_What you need to do_:
Copy out each line below in which the string "name" appears.

_Website and app data records_:
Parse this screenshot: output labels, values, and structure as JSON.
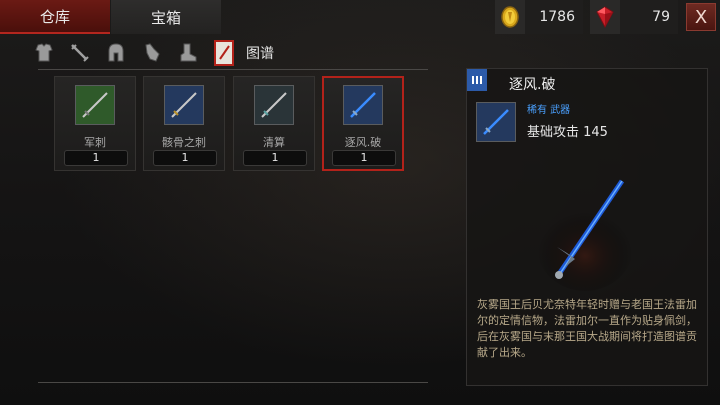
{
  "tabs": {
    "warehouse": "仓库",
    "chest": "宝箱"
  },
  "currency": {
    "gold": "1786",
    "gems": "79"
  },
  "close_label": "X",
  "categories": {
    "icons": [
      "armor-icon",
      "swords-icon",
      "helmet-icon",
      "glove-icon",
      "boot-icon",
      "recipe-book-icon"
    ],
    "active_label": "图谱"
  },
  "items": [
    {
      "name": "军刺",
      "count": "1",
      "color": "#2f5a2a"
    },
    {
      "name": "骸骨之刺",
      "count": "1",
      "color": "#24395e"
    },
    {
      "name": "清算",
      "count": "1",
      "color": "#2a3438"
    },
    {
      "name": "逐风.破",
      "count": "1",
      "color": "#24395e"
    }
  ],
  "selected_index": 3,
  "detail": {
    "title": "逐风.破",
    "rarity": "稀有 武器",
    "attack": "基础攻击 145",
    "description": "灰雾国王后贝尤奈特年轻时赠与老国王法雷加尔的定情信物，法雷加尔一直作为贴身佩剑，后在灰雾国与末那王国大战期间将打造图谱贡献了出来。"
  },
  "colors": {
    "accent_red": "#b3221a",
    "rarity_blue": "#4aa0ff"
  }
}
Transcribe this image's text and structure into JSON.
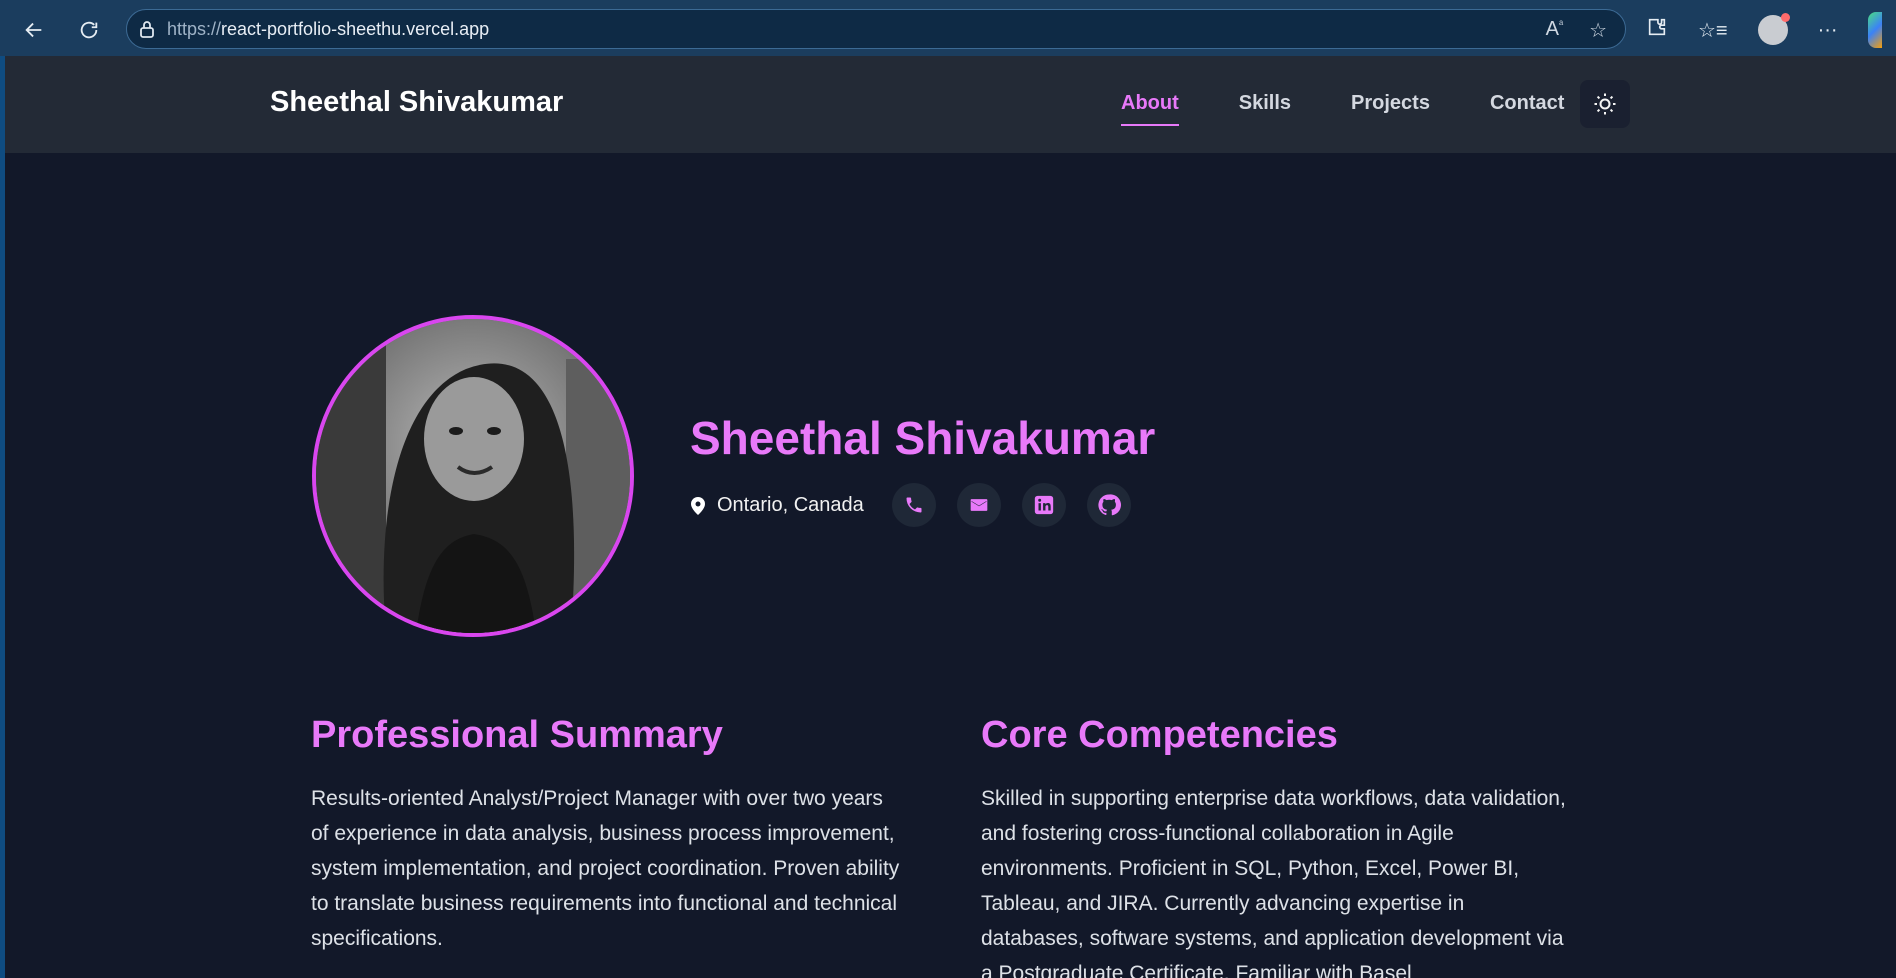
{
  "browser": {
    "url_protocol": "https://",
    "url_host": "react-portfolio-sheethu.vercel.app",
    "icons": [
      "back-icon",
      "refresh-icon",
      "lock-icon",
      "read-aloud-icon",
      "favorite-star-icon",
      "extensions-icon",
      "favorites-icon",
      "profile-icon",
      "more-icon",
      "copilot-icon"
    ]
  },
  "nav": {
    "brand": "Sheethal Shivakumar",
    "links": [
      {
        "label": "About",
        "active": true
      },
      {
        "label": "Skills",
        "active": false
      },
      {
        "label": "Projects",
        "active": false
      },
      {
        "label": "Contact",
        "active": false
      }
    ]
  },
  "hero": {
    "name": "Sheethal Shivakumar",
    "location": "Ontario, Canada",
    "socials": [
      "phone-icon",
      "email-icon",
      "linkedin-icon",
      "github-icon"
    ]
  },
  "summary": {
    "title": "Professional Summary",
    "text": "Results-oriented Analyst/Project Manager with over two years of experience in data analysis, business process improvement, system implementation, and project coordination. Proven ability to translate business requirements into functional and technical specifications."
  },
  "competencies": {
    "title": "Core Competencies",
    "text": "Skilled in supporting enterprise data workflows, data validation, and fostering cross-functional collaboration in Agile environments. Proficient in SQL, Python, Excel, Power BI, Tableau, and JIRA. Currently advancing expertise in databases, software systems, and application development via a Postgraduate Certificate. Familiar with Basel"
  },
  "colors": {
    "accent": "#e879f9",
    "page_bg": "#121829",
    "nav_bg": "#232a36"
  }
}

_Task answer_:
      "name": "军刺",
      "name": "骸骨之刺",
      "name": "清算",
      "name": "逐风.破",
    "name": "Sheethal Shivakumar",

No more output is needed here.